TRY IT:
Make an exact copy of the entries below and leave any picture out of it.

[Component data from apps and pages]
[Start of Attachment]
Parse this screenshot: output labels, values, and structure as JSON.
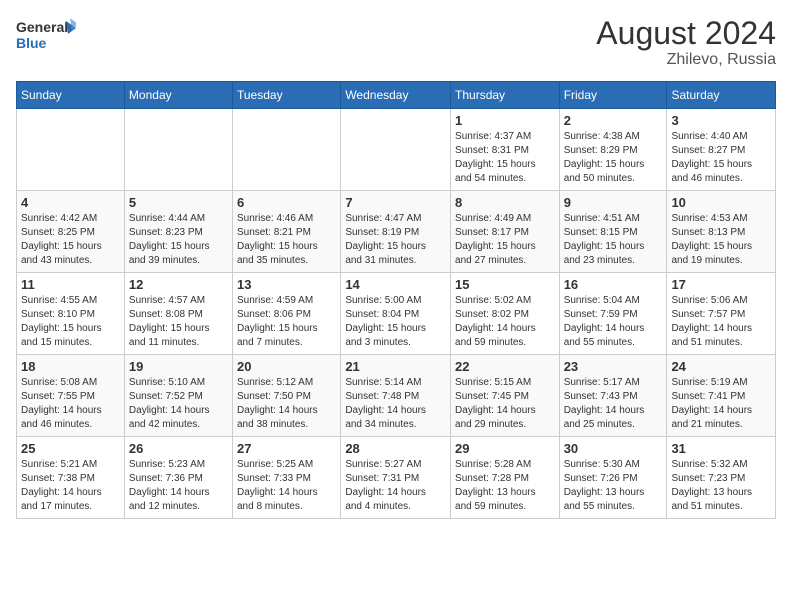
{
  "header": {
    "logo_general": "General",
    "logo_blue": "Blue",
    "month_year": "August 2024",
    "location": "Zhilevo, Russia"
  },
  "days_of_week": [
    "Sunday",
    "Monday",
    "Tuesday",
    "Wednesday",
    "Thursday",
    "Friday",
    "Saturday"
  ],
  "weeks": [
    [
      {
        "day": "",
        "info": ""
      },
      {
        "day": "",
        "info": ""
      },
      {
        "day": "",
        "info": ""
      },
      {
        "day": "",
        "info": ""
      },
      {
        "day": "1",
        "info": "Sunrise: 4:37 AM\nSunset: 8:31 PM\nDaylight: 15 hours\nand 54 minutes."
      },
      {
        "day": "2",
        "info": "Sunrise: 4:38 AM\nSunset: 8:29 PM\nDaylight: 15 hours\nand 50 minutes."
      },
      {
        "day": "3",
        "info": "Sunrise: 4:40 AM\nSunset: 8:27 PM\nDaylight: 15 hours\nand 46 minutes."
      }
    ],
    [
      {
        "day": "4",
        "info": "Sunrise: 4:42 AM\nSunset: 8:25 PM\nDaylight: 15 hours\nand 43 minutes."
      },
      {
        "day": "5",
        "info": "Sunrise: 4:44 AM\nSunset: 8:23 PM\nDaylight: 15 hours\nand 39 minutes."
      },
      {
        "day": "6",
        "info": "Sunrise: 4:46 AM\nSunset: 8:21 PM\nDaylight: 15 hours\nand 35 minutes."
      },
      {
        "day": "7",
        "info": "Sunrise: 4:47 AM\nSunset: 8:19 PM\nDaylight: 15 hours\nand 31 minutes."
      },
      {
        "day": "8",
        "info": "Sunrise: 4:49 AM\nSunset: 8:17 PM\nDaylight: 15 hours\nand 27 minutes."
      },
      {
        "day": "9",
        "info": "Sunrise: 4:51 AM\nSunset: 8:15 PM\nDaylight: 15 hours\nand 23 minutes."
      },
      {
        "day": "10",
        "info": "Sunrise: 4:53 AM\nSunset: 8:13 PM\nDaylight: 15 hours\nand 19 minutes."
      }
    ],
    [
      {
        "day": "11",
        "info": "Sunrise: 4:55 AM\nSunset: 8:10 PM\nDaylight: 15 hours\nand 15 minutes."
      },
      {
        "day": "12",
        "info": "Sunrise: 4:57 AM\nSunset: 8:08 PM\nDaylight: 15 hours\nand 11 minutes."
      },
      {
        "day": "13",
        "info": "Sunrise: 4:59 AM\nSunset: 8:06 PM\nDaylight: 15 hours\nand 7 minutes."
      },
      {
        "day": "14",
        "info": "Sunrise: 5:00 AM\nSunset: 8:04 PM\nDaylight: 15 hours\nand 3 minutes."
      },
      {
        "day": "15",
        "info": "Sunrise: 5:02 AM\nSunset: 8:02 PM\nDaylight: 14 hours\nand 59 minutes."
      },
      {
        "day": "16",
        "info": "Sunrise: 5:04 AM\nSunset: 7:59 PM\nDaylight: 14 hours\nand 55 minutes."
      },
      {
        "day": "17",
        "info": "Sunrise: 5:06 AM\nSunset: 7:57 PM\nDaylight: 14 hours\nand 51 minutes."
      }
    ],
    [
      {
        "day": "18",
        "info": "Sunrise: 5:08 AM\nSunset: 7:55 PM\nDaylight: 14 hours\nand 46 minutes."
      },
      {
        "day": "19",
        "info": "Sunrise: 5:10 AM\nSunset: 7:52 PM\nDaylight: 14 hours\nand 42 minutes."
      },
      {
        "day": "20",
        "info": "Sunrise: 5:12 AM\nSunset: 7:50 PM\nDaylight: 14 hours\nand 38 minutes."
      },
      {
        "day": "21",
        "info": "Sunrise: 5:14 AM\nSunset: 7:48 PM\nDaylight: 14 hours\nand 34 minutes."
      },
      {
        "day": "22",
        "info": "Sunrise: 5:15 AM\nSunset: 7:45 PM\nDaylight: 14 hours\nand 29 minutes."
      },
      {
        "day": "23",
        "info": "Sunrise: 5:17 AM\nSunset: 7:43 PM\nDaylight: 14 hours\nand 25 minutes."
      },
      {
        "day": "24",
        "info": "Sunrise: 5:19 AM\nSunset: 7:41 PM\nDaylight: 14 hours\nand 21 minutes."
      }
    ],
    [
      {
        "day": "25",
        "info": "Sunrise: 5:21 AM\nSunset: 7:38 PM\nDaylight: 14 hours\nand 17 minutes."
      },
      {
        "day": "26",
        "info": "Sunrise: 5:23 AM\nSunset: 7:36 PM\nDaylight: 14 hours\nand 12 minutes."
      },
      {
        "day": "27",
        "info": "Sunrise: 5:25 AM\nSunset: 7:33 PM\nDaylight: 14 hours\nand 8 minutes."
      },
      {
        "day": "28",
        "info": "Sunrise: 5:27 AM\nSunset: 7:31 PM\nDaylight: 14 hours\nand 4 minutes."
      },
      {
        "day": "29",
        "info": "Sunrise: 5:28 AM\nSunset: 7:28 PM\nDaylight: 13 hours\nand 59 minutes."
      },
      {
        "day": "30",
        "info": "Sunrise: 5:30 AM\nSunset: 7:26 PM\nDaylight: 13 hours\nand 55 minutes."
      },
      {
        "day": "31",
        "info": "Sunrise: 5:32 AM\nSunset: 7:23 PM\nDaylight: 13 hours\nand 51 minutes."
      }
    ]
  ]
}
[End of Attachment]
ANSWER TO THIS PROBLEM:
Parse this screenshot: output labels, values, and structure as JSON.
{
  "header": {
    "logo_general": "General",
    "logo_blue": "Blue",
    "month_year": "August 2024",
    "location": "Zhilevo, Russia"
  },
  "days_of_week": [
    "Sunday",
    "Monday",
    "Tuesday",
    "Wednesday",
    "Thursday",
    "Friday",
    "Saturday"
  ],
  "weeks": [
    [
      {
        "day": "",
        "info": ""
      },
      {
        "day": "",
        "info": ""
      },
      {
        "day": "",
        "info": ""
      },
      {
        "day": "",
        "info": ""
      },
      {
        "day": "1",
        "info": "Sunrise: 4:37 AM\nSunset: 8:31 PM\nDaylight: 15 hours\nand 54 minutes."
      },
      {
        "day": "2",
        "info": "Sunrise: 4:38 AM\nSunset: 8:29 PM\nDaylight: 15 hours\nand 50 minutes."
      },
      {
        "day": "3",
        "info": "Sunrise: 4:40 AM\nSunset: 8:27 PM\nDaylight: 15 hours\nand 46 minutes."
      }
    ],
    [
      {
        "day": "4",
        "info": "Sunrise: 4:42 AM\nSunset: 8:25 PM\nDaylight: 15 hours\nand 43 minutes."
      },
      {
        "day": "5",
        "info": "Sunrise: 4:44 AM\nSunset: 8:23 PM\nDaylight: 15 hours\nand 39 minutes."
      },
      {
        "day": "6",
        "info": "Sunrise: 4:46 AM\nSunset: 8:21 PM\nDaylight: 15 hours\nand 35 minutes."
      },
      {
        "day": "7",
        "info": "Sunrise: 4:47 AM\nSunset: 8:19 PM\nDaylight: 15 hours\nand 31 minutes."
      },
      {
        "day": "8",
        "info": "Sunrise: 4:49 AM\nSunset: 8:17 PM\nDaylight: 15 hours\nand 27 minutes."
      },
      {
        "day": "9",
        "info": "Sunrise: 4:51 AM\nSunset: 8:15 PM\nDaylight: 15 hours\nand 23 minutes."
      },
      {
        "day": "10",
        "info": "Sunrise: 4:53 AM\nSunset: 8:13 PM\nDaylight: 15 hours\nand 19 minutes."
      }
    ],
    [
      {
        "day": "11",
        "info": "Sunrise: 4:55 AM\nSunset: 8:10 PM\nDaylight: 15 hours\nand 15 minutes."
      },
      {
        "day": "12",
        "info": "Sunrise: 4:57 AM\nSunset: 8:08 PM\nDaylight: 15 hours\nand 11 minutes."
      },
      {
        "day": "13",
        "info": "Sunrise: 4:59 AM\nSunset: 8:06 PM\nDaylight: 15 hours\nand 7 minutes."
      },
      {
        "day": "14",
        "info": "Sunrise: 5:00 AM\nSunset: 8:04 PM\nDaylight: 15 hours\nand 3 minutes."
      },
      {
        "day": "15",
        "info": "Sunrise: 5:02 AM\nSunset: 8:02 PM\nDaylight: 14 hours\nand 59 minutes."
      },
      {
        "day": "16",
        "info": "Sunrise: 5:04 AM\nSunset: 7:59 PM\nDaylight: 14 hours\nand 55 minutes."
      },
      {
        "day": "17",
        "info": "Sunrise: 5:06 AM\nSunset: 7:57 PM\nDaylight: 14 hours\nand 51 minutes."
      }
    ],
    [
      {
        "day": "18",
        "info": "Sunrise: 5:08 AM\nSunset: 7:55 PM\nDaylight: 14 hours\nand 46 minutes."
      },
      {
        "day": "19",
        "info": "Sunrise: 5:10 AM\nSunset: 7:52 PM\nDaylight: 14 hours\nand 42 minutes."
      },
      {
        "day": "20",
        "info": "Sunrise: 5:12 AM\nSunset: 7:50 PM\nDaylight: 14 hours\nand 38 minutes."
      },
      {
        "day": "21",
        "info": "Sunrise: 5:14 AM\nSunset: 7:48 PM\nDaylight: 14 hours\nand 34 minutes."
      },
      {
        "day": "22",
        "info": "Sunrise: 5:15 AM\nSunset: 7:45 PM\nDaylight: 14 hours\nand 29 minutes."
      },
      {
        "day": "23",
        "info": "Sunrise: 5:17 AM\nSunset: 7:43 PM\nDaylight: 14 hours\nand 25 minutes."
      },
      {
        "day": "24",
        "info": "Sunrise: 5:19 AM\nSunset: 7:41 PM\nDaylight: 14 hours\nand 21 minutes."
      }
    ],
    [
      {
        "day": "25",
        "info": "Sunrise: 5:21 AM\nSunset: 7:38 PM\nDaylight: 14 hours\nand 17 minutes."
      },
      {
        "day": "26",
        "info": "Sunrise: 5:23 AM\nSunset: 7:36 PM\nDaylight: 14 hours\nand 12 minutes."
      },
      {
        "day": "27",
        "info": "Sunrise: 5:25 AM\nSunset: 7:33 PM\nDaylight: 14 hours\nand 8 minutes."
      },
      {
        "day": "28",
        "info": "Sunrise: 5:27 AM\nSunset: 7:31 PM\nDaylight: 14 hours\nand 4 minutes."
      },
      {
        "day": "29",
        "info": "Sunrise: 5:28 AM\nSunset: 7:28 PM\nDaylight: 13 hours\nand 59 minutes."
      },
      {
        "day": "30",
        "info": "Sunrise: 5:30 AM\nSunset: 7:26 PM\nDaylight: 13 hours\nand 55 minutes."
      },
      {
        "day": "31",
        "info": "Sunrise: 5:32 AM\nSunset: 7:23 PM\nDaylight: 13 hours\nand 51 minutes."
      }
    ]
  ]
}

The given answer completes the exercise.